You know what’s hard? Being a mom.
Know what’s harder? Being a mom on social media.
While I’ll be the first one to admit the convenience of being able to ask a parenting question online and receive 53 answers, I also feel like people think that offering advice online replaces the real, honest socialization and support that parents so desperately need.
Everyone has an opinion but very few people are actually interested in helping.
For as long as I can remember, I’ve known that I would plan to breastfeed my children. My mom was an active La Leche League member, and I grew up watching her nursing my younger sisters (5 and 10 years younger than me). When I became pregnant with my first baby, my plan-turned-passion to breastfeed her grew into a near obsession.
In these modern days of mom shaming, Facebook parenting, and fed/breast is best, it’s easy to feel the pressure to breastfeed. But the stories of struggling moms surrounded me and made me start to wonder how I’d feel if my dreams of breastfeeding fell flat.
I made a huge effort to get as much education on the subject as possible before my newborn arrived. And this, I found, is part of the problem. There’s almost no resources available to women before the birth of their child. At most, some women can find a quick 2 hour class giving some tips and pointers about nursing – how to do it, what to look for, and the benefits for both mom and baby (which hopefully help motivate mom to keep nursing through the initial rough days and weeks).
A newborn often nurses at least 10-12 times a day. That means that by the baby’s first checkup around a week old, mom has breastfed roughly 70-100 times. Maybe she got a couple visits from a lactation consultant in the hospital. Maybe her pediatrician offered some advice around that 7th day of life. But 100 times is 99 too many when you’re cracked and bleeding and sore and worried that your baby might not be getting enough food.

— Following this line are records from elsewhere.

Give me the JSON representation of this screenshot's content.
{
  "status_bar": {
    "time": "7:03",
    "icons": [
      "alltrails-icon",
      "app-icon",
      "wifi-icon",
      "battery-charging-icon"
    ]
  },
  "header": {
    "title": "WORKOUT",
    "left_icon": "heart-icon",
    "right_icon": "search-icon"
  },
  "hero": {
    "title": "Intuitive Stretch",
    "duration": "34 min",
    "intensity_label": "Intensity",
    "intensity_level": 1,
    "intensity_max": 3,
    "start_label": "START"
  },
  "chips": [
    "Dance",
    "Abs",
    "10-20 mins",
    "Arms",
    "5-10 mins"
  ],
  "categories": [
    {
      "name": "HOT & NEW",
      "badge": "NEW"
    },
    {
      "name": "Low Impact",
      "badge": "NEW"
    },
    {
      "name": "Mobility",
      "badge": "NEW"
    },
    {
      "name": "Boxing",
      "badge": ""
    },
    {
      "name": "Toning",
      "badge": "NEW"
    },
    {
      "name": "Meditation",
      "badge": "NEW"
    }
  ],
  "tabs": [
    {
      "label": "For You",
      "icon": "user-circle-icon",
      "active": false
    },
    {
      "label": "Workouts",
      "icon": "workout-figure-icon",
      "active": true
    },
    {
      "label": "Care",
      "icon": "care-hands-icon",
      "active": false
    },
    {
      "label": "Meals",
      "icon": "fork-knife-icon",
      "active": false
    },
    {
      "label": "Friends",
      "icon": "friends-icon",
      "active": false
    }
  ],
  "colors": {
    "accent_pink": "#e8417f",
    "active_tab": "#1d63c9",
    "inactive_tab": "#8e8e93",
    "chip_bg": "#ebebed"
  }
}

Sure, there are some women who are not able to nurse their babies, despite every effort. Yes, there are families who choose to use formula based on their own preferrences or due to certain health issues that make breastfeeding impossible. I send no negitivity their way – this has nothing to do with personal choices.
However, when I see new moms struggling to feed their child because our culture doesn’t provide adequate support and information, it breaks my heart. Nursing is as natural as walking. We’re meant to do both, but that doesn’t mean we don’t have to learn how. And to tell a tired, stressed, overwhelmed mother that it should all just come “naturally” is to basically throw her failure in her face.
We need our tribe back. As moms, we need to reach out to the new moms around us and swoop in with love, advice, information, and – most importantly – support to help make this journey easier. We need to stop waiting to be asked for help, and instead need to offer tips and knowledge in a safe, non intrusive way, so that we can continue building a circle of support that has no end.
I was lucky – I knew to advocate for myself and to demand help from the hospital’s lactation consultant. My mom offered endless support and advice. I found a local breastfeeding support that offered invaluable advice and education (plus the added bonus of some awesome friendships!). And I was determined. But others arent so lucky. Too many women assume that the difficulty is because something is wrong, instead of it just being a natural part of the learning curve.
I was never one of those moms who adored breastfeeding. I never felt the euphoria that some feel while their baby suckles themselves to sleep. But I loved the closeness and I had an enormous sense of pride that my body was able to sustain life for my little girls for over a year, each.
And even though that chapter of my life is over, I’m going to continue to try to be part of the tribe for new moms around me. And as I continue my parenting journey, I know I’ll come across new obstacles and failures. When I feel like I’m falling, I can only hope that my “been there, done that” mom friends can help to pull me back up. Because, sometimes all you need is a hug, a cup of coffee, and some kind words to know that you’re doing everything just right.